Each line below that carries the string "data" must appear in the answer.

# Stored items from a collection

>>>>>

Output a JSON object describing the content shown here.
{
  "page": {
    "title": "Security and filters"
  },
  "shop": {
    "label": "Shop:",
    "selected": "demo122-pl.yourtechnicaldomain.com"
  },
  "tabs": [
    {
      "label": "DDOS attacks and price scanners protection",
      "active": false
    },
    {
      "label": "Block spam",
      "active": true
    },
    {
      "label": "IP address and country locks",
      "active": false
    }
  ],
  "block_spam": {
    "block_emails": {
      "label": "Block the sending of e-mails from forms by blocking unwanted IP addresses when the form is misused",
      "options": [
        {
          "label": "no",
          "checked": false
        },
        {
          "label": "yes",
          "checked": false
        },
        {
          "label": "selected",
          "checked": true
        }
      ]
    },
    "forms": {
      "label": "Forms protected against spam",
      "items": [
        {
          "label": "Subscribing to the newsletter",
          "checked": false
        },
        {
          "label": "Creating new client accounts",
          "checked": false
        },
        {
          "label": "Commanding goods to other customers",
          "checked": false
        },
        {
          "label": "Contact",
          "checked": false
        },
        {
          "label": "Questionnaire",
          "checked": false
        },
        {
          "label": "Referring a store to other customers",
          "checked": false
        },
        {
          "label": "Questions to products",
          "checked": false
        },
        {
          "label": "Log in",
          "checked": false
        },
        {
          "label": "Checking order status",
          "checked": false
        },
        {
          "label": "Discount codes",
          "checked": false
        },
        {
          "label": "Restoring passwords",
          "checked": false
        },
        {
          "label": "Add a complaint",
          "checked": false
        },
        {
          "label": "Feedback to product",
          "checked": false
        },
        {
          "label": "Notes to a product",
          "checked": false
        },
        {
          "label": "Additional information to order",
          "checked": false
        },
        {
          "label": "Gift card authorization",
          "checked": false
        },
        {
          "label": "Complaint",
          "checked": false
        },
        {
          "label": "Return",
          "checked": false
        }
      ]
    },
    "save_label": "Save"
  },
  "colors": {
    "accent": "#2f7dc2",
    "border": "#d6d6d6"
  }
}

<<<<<
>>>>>

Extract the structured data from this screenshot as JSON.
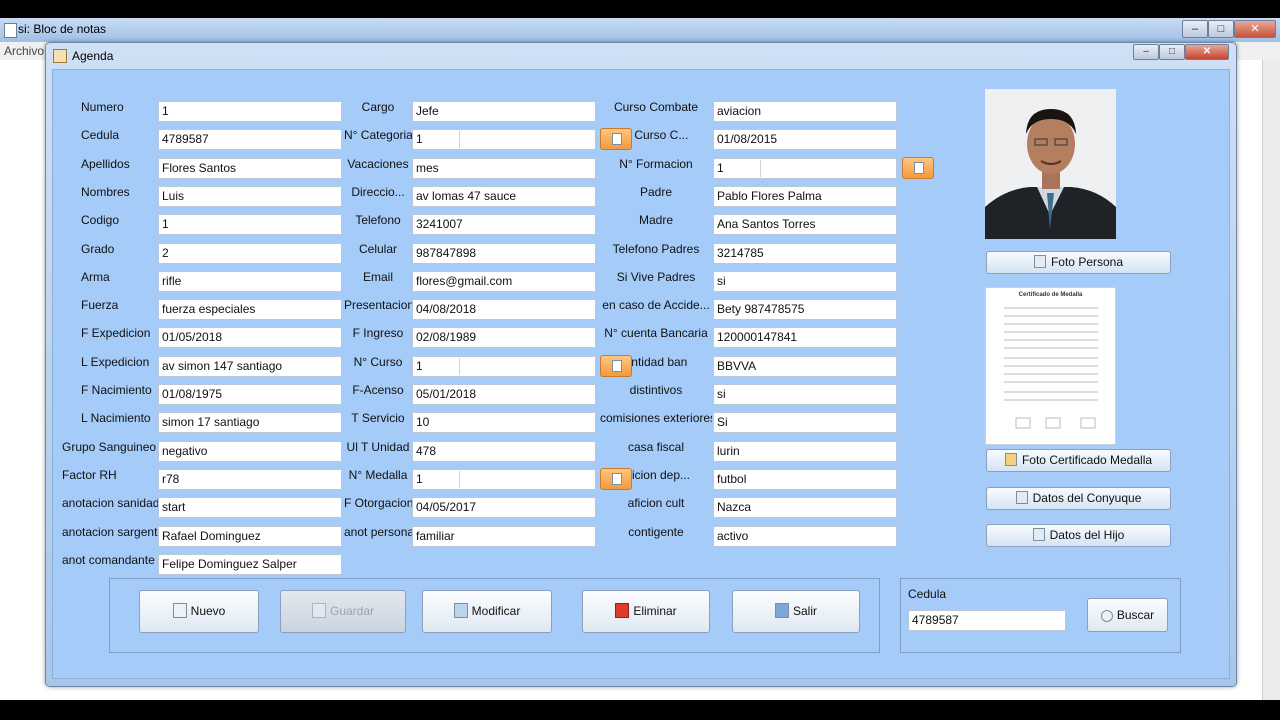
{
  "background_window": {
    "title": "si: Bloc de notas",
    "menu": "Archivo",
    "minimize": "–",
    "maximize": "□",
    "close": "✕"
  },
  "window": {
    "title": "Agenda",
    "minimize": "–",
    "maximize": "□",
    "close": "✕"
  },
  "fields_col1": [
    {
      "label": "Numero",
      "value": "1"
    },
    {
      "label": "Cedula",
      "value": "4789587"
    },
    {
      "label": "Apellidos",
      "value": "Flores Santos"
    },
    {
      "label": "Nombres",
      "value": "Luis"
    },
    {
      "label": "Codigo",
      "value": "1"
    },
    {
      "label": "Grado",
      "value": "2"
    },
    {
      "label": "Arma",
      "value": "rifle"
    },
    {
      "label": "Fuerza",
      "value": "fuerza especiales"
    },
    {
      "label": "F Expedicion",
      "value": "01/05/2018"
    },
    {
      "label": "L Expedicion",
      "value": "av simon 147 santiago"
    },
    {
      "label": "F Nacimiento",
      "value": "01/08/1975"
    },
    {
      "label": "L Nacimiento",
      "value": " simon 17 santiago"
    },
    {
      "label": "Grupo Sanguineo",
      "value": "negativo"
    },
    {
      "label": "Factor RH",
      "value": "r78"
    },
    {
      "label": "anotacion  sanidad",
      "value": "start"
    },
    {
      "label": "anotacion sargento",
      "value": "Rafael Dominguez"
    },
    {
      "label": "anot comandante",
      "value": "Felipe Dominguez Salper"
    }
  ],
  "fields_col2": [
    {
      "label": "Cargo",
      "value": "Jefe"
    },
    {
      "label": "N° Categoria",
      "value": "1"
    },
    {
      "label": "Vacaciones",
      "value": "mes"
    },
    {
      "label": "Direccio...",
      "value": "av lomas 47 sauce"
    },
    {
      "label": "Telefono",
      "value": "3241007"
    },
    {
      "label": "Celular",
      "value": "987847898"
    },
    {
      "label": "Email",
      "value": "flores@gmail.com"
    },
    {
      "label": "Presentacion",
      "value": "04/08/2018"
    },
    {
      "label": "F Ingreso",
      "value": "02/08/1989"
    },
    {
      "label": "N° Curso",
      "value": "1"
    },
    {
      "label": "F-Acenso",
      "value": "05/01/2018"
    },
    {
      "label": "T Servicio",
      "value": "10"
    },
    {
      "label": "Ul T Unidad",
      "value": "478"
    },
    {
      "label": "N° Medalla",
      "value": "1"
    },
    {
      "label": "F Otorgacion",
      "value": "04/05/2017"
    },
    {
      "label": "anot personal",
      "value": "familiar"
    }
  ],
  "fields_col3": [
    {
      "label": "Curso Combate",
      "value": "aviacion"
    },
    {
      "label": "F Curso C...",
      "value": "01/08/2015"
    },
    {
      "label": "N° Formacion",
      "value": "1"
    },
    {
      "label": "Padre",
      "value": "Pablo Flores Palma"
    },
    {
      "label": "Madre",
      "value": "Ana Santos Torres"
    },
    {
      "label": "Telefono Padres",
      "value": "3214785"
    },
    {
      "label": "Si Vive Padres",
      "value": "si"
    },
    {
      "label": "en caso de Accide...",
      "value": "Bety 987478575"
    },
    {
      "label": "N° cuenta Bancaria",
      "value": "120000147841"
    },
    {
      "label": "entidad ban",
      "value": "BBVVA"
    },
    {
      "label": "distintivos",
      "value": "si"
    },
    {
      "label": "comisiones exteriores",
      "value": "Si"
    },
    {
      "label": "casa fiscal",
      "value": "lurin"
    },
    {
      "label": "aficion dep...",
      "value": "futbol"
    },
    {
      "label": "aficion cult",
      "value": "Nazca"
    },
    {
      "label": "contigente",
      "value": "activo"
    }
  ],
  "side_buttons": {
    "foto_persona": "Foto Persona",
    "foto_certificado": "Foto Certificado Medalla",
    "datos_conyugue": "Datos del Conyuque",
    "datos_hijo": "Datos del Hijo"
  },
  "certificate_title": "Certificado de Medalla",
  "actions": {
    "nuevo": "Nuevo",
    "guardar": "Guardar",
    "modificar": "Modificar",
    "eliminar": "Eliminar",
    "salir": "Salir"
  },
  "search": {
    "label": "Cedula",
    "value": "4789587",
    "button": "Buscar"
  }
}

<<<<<
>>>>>

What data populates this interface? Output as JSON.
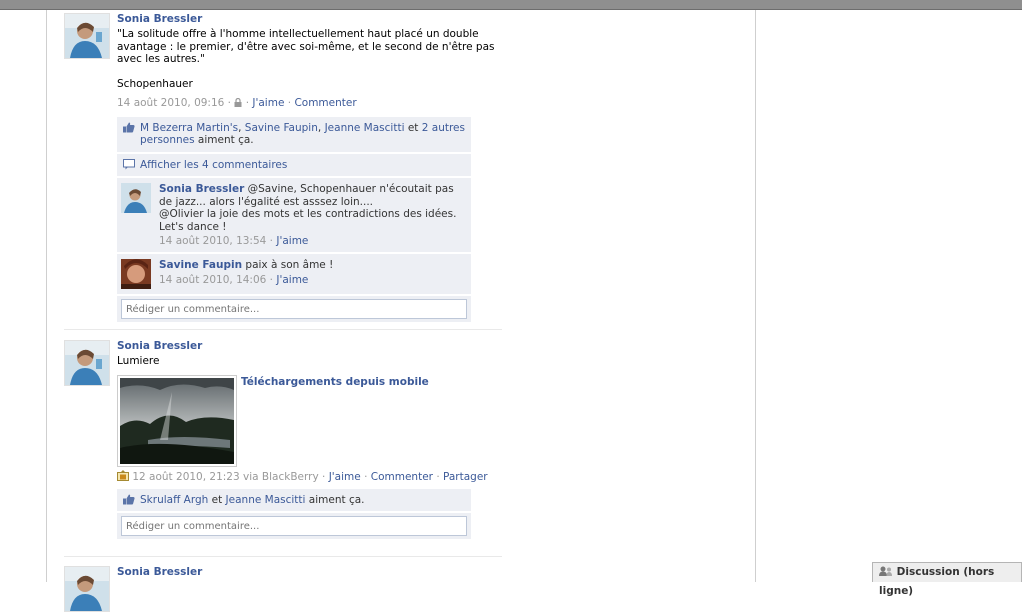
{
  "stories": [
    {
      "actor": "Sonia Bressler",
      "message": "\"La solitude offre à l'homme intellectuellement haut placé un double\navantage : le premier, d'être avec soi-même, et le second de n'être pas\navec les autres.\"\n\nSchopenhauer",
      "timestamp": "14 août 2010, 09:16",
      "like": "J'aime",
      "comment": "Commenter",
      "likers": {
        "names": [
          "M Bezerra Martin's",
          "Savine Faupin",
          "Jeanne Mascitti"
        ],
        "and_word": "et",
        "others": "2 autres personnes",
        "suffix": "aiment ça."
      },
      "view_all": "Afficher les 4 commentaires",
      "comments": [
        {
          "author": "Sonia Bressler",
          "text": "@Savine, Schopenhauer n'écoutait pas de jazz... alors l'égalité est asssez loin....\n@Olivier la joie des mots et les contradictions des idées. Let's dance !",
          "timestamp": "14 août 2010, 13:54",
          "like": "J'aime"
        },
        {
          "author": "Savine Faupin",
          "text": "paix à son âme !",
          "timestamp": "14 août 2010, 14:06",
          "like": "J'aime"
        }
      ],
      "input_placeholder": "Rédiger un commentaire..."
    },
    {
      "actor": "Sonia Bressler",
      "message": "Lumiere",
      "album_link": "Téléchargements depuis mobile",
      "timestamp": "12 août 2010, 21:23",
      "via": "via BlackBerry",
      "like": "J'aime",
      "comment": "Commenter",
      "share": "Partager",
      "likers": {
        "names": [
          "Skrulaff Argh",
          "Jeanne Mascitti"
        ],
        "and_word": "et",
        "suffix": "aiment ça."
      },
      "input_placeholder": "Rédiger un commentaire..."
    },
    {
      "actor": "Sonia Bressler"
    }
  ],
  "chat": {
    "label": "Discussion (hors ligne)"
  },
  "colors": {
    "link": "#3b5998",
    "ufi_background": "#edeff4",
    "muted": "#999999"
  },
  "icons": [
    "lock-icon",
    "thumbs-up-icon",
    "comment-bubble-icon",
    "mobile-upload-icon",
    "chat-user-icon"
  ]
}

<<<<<

# Task response
Extract the structured data from this screenshot as JSON.
What data populates this interface? Output as JSON.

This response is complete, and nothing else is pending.